Patients and Methods
We performed a cross-sectional survey including all adult allo-HCT recipients who attended follow-up care in the period from March to July 2023 at the University Hospital Tübingen, Germany. Eligible participants completed both, the EORTC Core Quality of Life questionnaire (EORTC QLQ-C30) and the Functional Assessment of Cancer Therapy General (FACT-G) with the subscale for Bone Marrow Transplantation (FACT-BMT). We built 8 cohorts (day 30, day 100, month 6, month 12, year 3, year 5, year 10 and >10 years) to evaluate QoL after allo-HCT and to identify predictors like age, performance status (PS), conditioning regime, graft-versus-host disease (GvHD) development and relapse.

We included 200 recipients (93 women, average age 54.2 years) who received allo-HCT between 2004 and 2022. The majority was treated for acute leukemia (n=95), followed by chronic leukemia (n=16), myelofibrosis (n=25), myelodysplastic neoplasm (n=20), lymphoma/myeloma (n=14) and others (n=30). 82.5% (n=165) received reduced-intensity conditioning (RIC) and 17.5% (n=35) myeloablative conditioning (MAC). 75.5% (n=151) of allogeneic donors were HLA-matched, 14.5% (n=29) HLA-mismatched and 8.5% (n=17) haplo-identical. The median follow-up was 43.4 months with the following patient numbers in the 8 cohorts: n=25 (d30), n=21 (d100), n=24 (m6), n=34 (m12), n=32 (y3), n=30 (y5), n=23 (y10) and n=11 (>10y). 73% (n=146) showed complete remission at last follow up, 14% (n=28) relapsed. Acute GvHD was observed in 39% (n=78) with additional 6.5% (n=13) suspected to have one. Chronic GvHD was observed in 39.5% (n=79).

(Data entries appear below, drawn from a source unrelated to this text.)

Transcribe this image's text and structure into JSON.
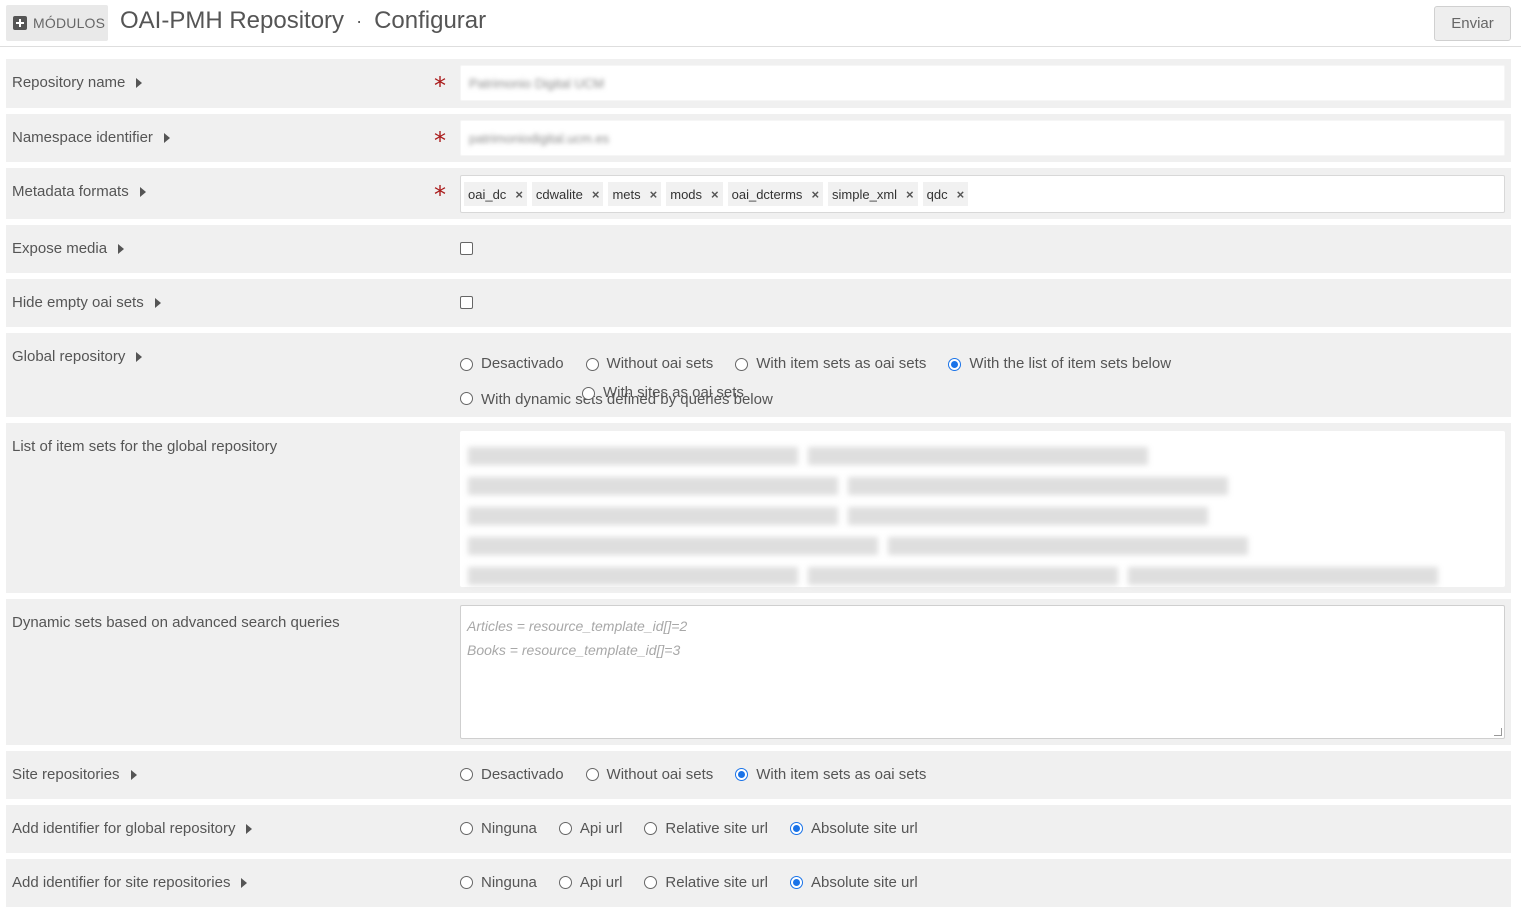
{
  "header": {
    "modules_label": "MÓDULOS",
    "title": "OAI-PMH Repository",
    "separator": "·",
    "subtitle": "Configurar",
    "submit_label": "Enviar"
  },
  "fields": {
    "repository_name": {
      "label": "Repository name",
      "value": "Patrimonio Digital UCM"
    },
    "namespace_identifier": {
      "label": "Namespace identifier",
      "value": "patrimoniodigital.ucm.es"
    },
    "metadata_formats": {
      "label": "Metadata formats",
      "chips": [
        "oai_dc",
        "cdwalite",
        "mets",
        "mods",
        "oai_dcterms",
        "simple_xml",
        "qdc"
      ],
      "remove_symbol": "×"
    },
    "expose_media": {
      "label": "Expose media",
      "checked": false
    },
    "hide_empty_sets": {
      "label": "Hide empty oai sets",
      "checked": false
    },
    "global_repository": {
      "label": "Global repository",
      "options": [
        "Desactivado",
        "Without oai sets",
        "With item sets as oai sets",
        "With the list of item sets below",
        "With dynamic sets defined by queries below",
        "With sites as oai sets"
      ],
      "selected": 3
    },
    "item_sets_list": {
      "label": "List of item sets for the global repository"
    },
    "dynamic_sets": {
      "label": "Dynamic sets based on advanced search queries",
      "placeholder_line1": "Articles = resource_template_id[]=2",
      "placeholder_line2": "Books = resource_template_id[]=3"
    },
    "site_repositories": {
      "label": "Site repositories",
      "options": [
        "Desactivado",
        "Without oai sets",
        "With item sets as oai sets"
      ],
      "selected": 2
    },
    "identifier_global": {
      "label": "Add identifier for global repository",
      "options": [
        "Ninguna",
        "Api url",
        "Relative site url",
        "Absolute site url"
      ],
      "selected": 3
    },
    "identifier_site": {
      "label": "Add identifier for site repositories",
      "options": [
        "Ninguna",
        "Api url",
        "Relative site url",
        "Absolute site url"
      ],
      "selected": 3
    }
  },
  "required_symbol": "*"
}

Average GHS in the EORTC QLQ-30 was 59.2%, average total scores in the FACT-G and FACT-BMT were 77.68 (max. score 108) and 105.37 (max. score 148), respectively. Both PROMs (EORTC QLQ30, FACTs) demonstrated the same biphasic course with a significant QoL recovery over time (Figure 1), comparing for example the global health status (GHS) on d30 (50%) with y10 (68,8%, p=0.07). Interestingly, allo-HCT recipients again experience a drastic decrease achieving y3, mainly caused by worse emotional and physical well-being. The median ECOG PS before allo-HCT was 0 and degraded to 1 in all cohorts until y10, where a return to baseline was seen. Current PS and PRO results showed a significant correlation (p<0.001). No correlations between QoL and age, GvHD or conditioning regime were found.

Allo-HCT recipients manage to regain a good QoL in long-term follow-up over 10 years but experience a significant low around y3. PROMs are able to detect such developments and can help to improve patient management. As indicated by our data, a higher degree of support in y3 could improve QoL and well-being of allo-HCT patients. However, until today, we lack the implementation of efficient strategies to do so in clinical routine.

Disclosures: No relevant conflicts of interest to declare.

*signifies non-member of ASH